» **Problem statement**
Your copy of the lines below must match them exactly and contain no images.

§

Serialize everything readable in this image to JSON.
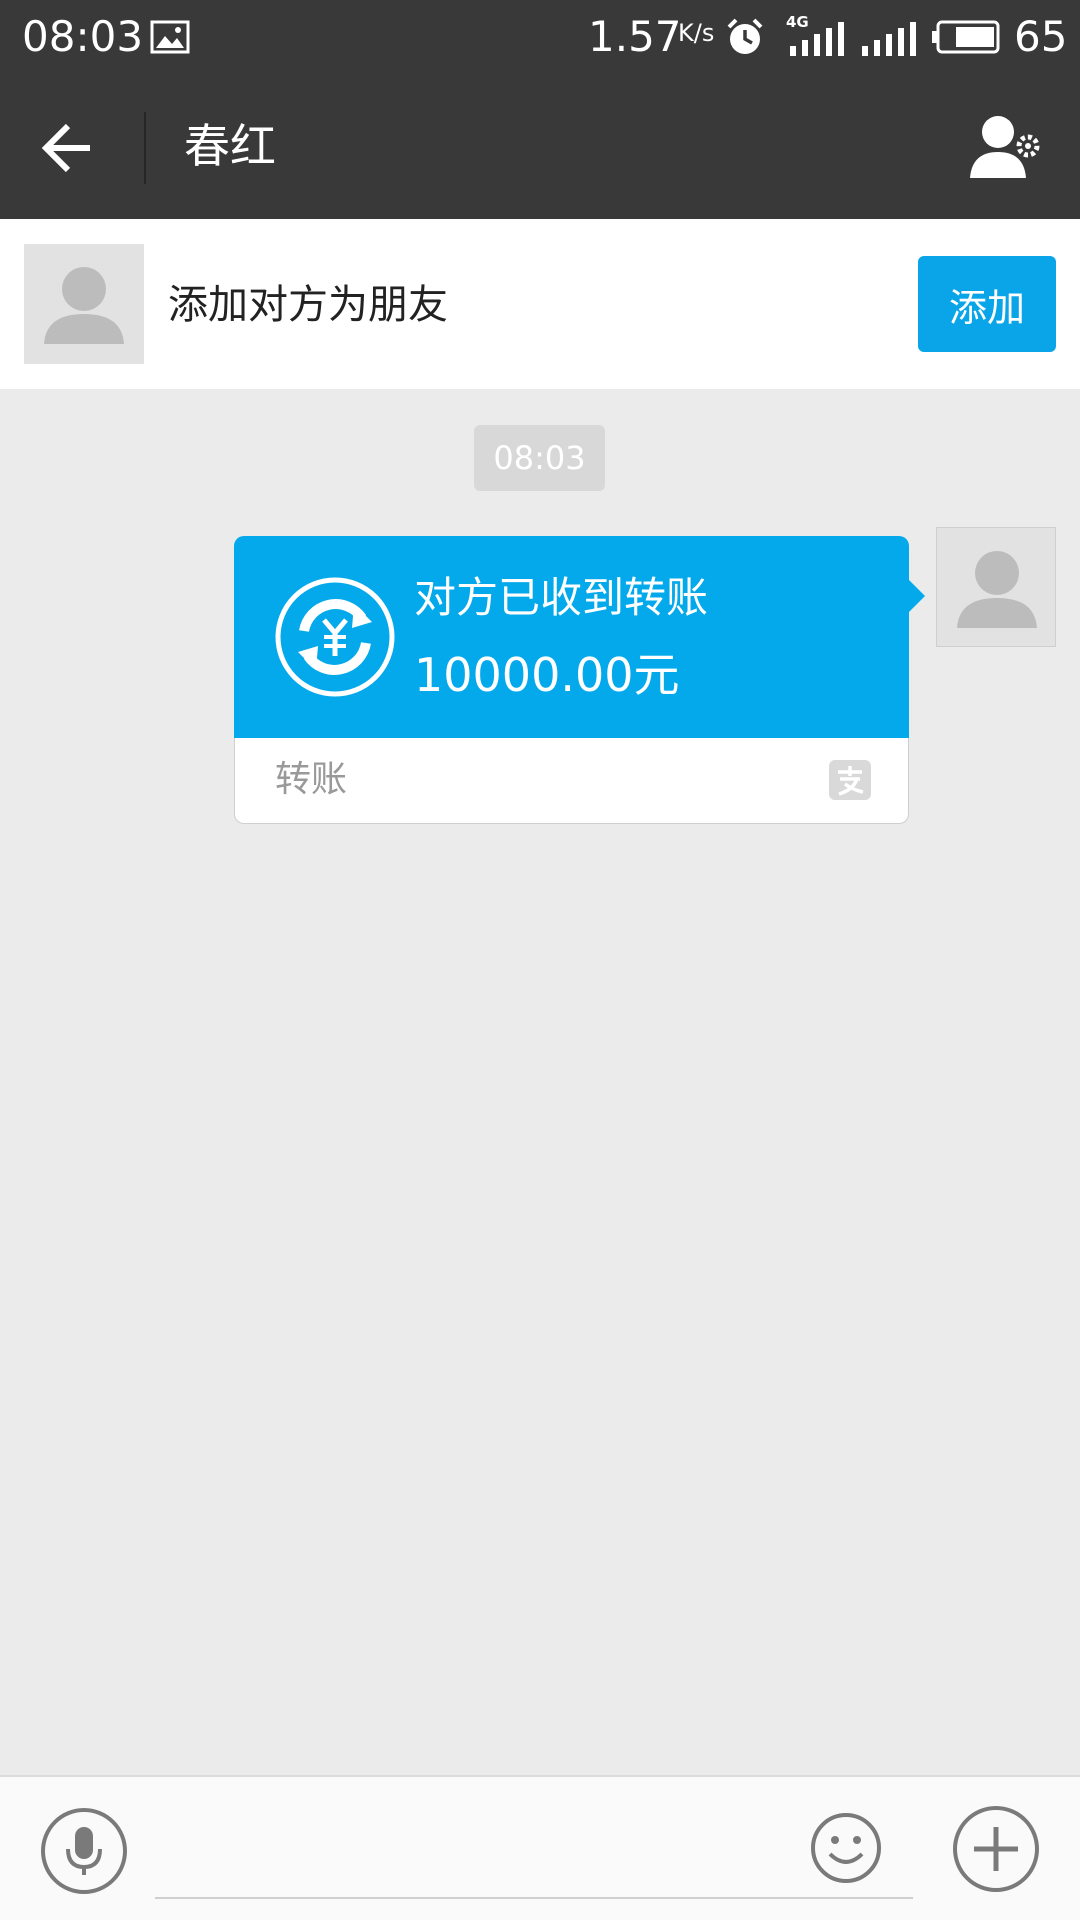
{
  "status_bar": {
    "time": "08:03",
    "speed": "1.57",
    "speed_unit": "K/s",
    "network": "4G",
    "battery": "65"
  },
  "header": {
    "title": "春红"
  },
  "friend_banner": {
    "text": "添加对方为朋友",
    "add_label": "添加"
  },
  "chat": {
    "timestamp": "08:03",
    "transfer": {
      "status": "对方已收到转账",
      "amount": "10000.00元",
      "label": "转账"
    }
  },
  "input_bar": {
    "message_value": ""
  },
  "colors": {
    "bar_bg": "#393939",
    "accent": "#0aa5e8",
    "card_blue": "#03a9eb",
    "chat_bg": "#ebebeb"
  },
  "icons": [
    "back-arrow-icon",
    "profile-settings-icon",
    "avatar-icon",
    "transfer-yuan-icon",
    "alipay-icon",
    "microphone-icon",
    "emoji-icon",
    "plus-icon"
  ]
}
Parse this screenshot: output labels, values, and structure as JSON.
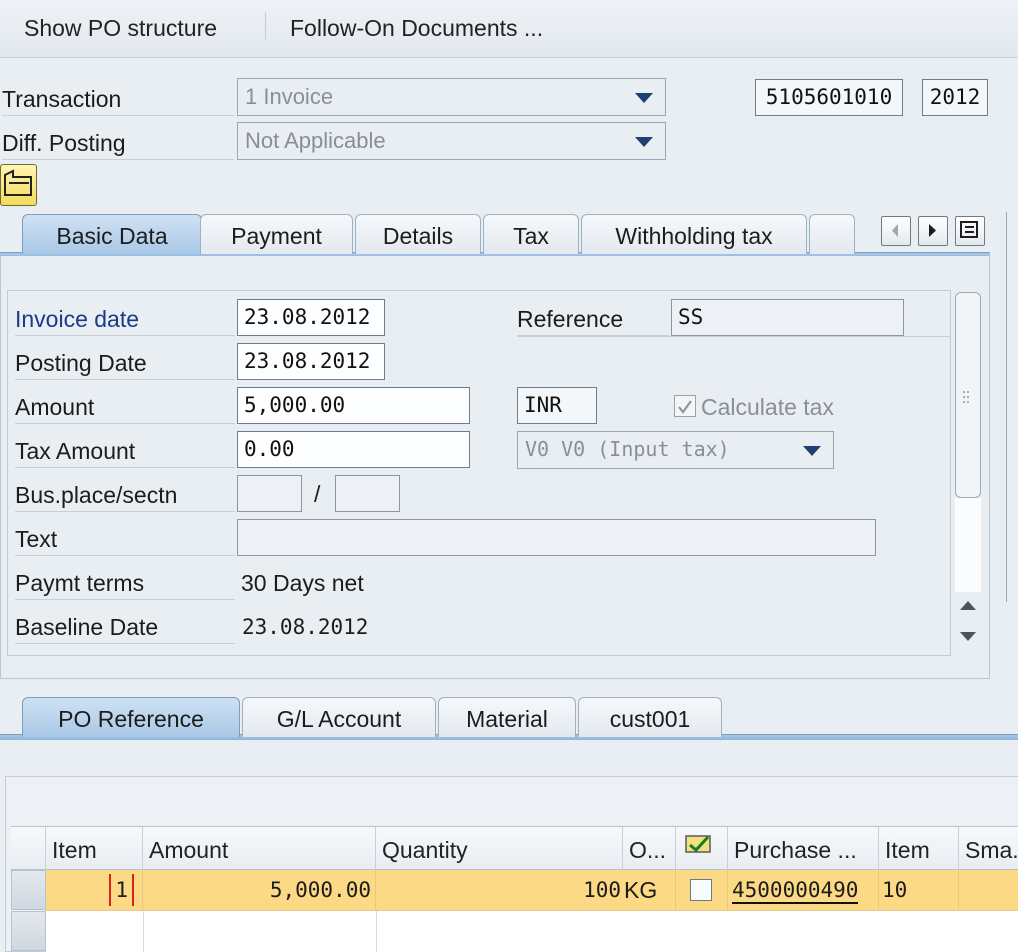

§

» **Task result**
Serialize everything readable in this image to JSON.
{
  "status_bar": {
    "time": "08:03",
    "speed": "1.57",
    "speed_unit": "K/s",
    "network": "4G",
    "battery": "65"
  },
  "header": {
    "title": "春红"
  },
  "friend_banner": {
    "text": "添加对方为朋友",
    "add_label": "添加"
  },
  "chat": {
    "timestamp": "08:03",
    "transfer": {
      "status": "对方已收到转账",
      "amount": "10000.00元",
      "label": "转账"
    }
  },
  "input_bar": {
    "message_value": ""
  },
  "colors": {
    "bar_bg": "#393939",
    "accent": "#0aa5e8",
    "card_blue": "#03a9eb",
    "chat_bg": "#ebebeb"
  },
  "icons": [
    "back-arrow-icon",
    "profile-settings-icon",
    "avatar-icon",
    "transfer-yuan-icon",
    "alipay-icon",
    "microphone-icon",
    "emoji-icon",
    "plus-icon"
  ]
}
Parse this screenshot: output labels, values, and structure as JSON.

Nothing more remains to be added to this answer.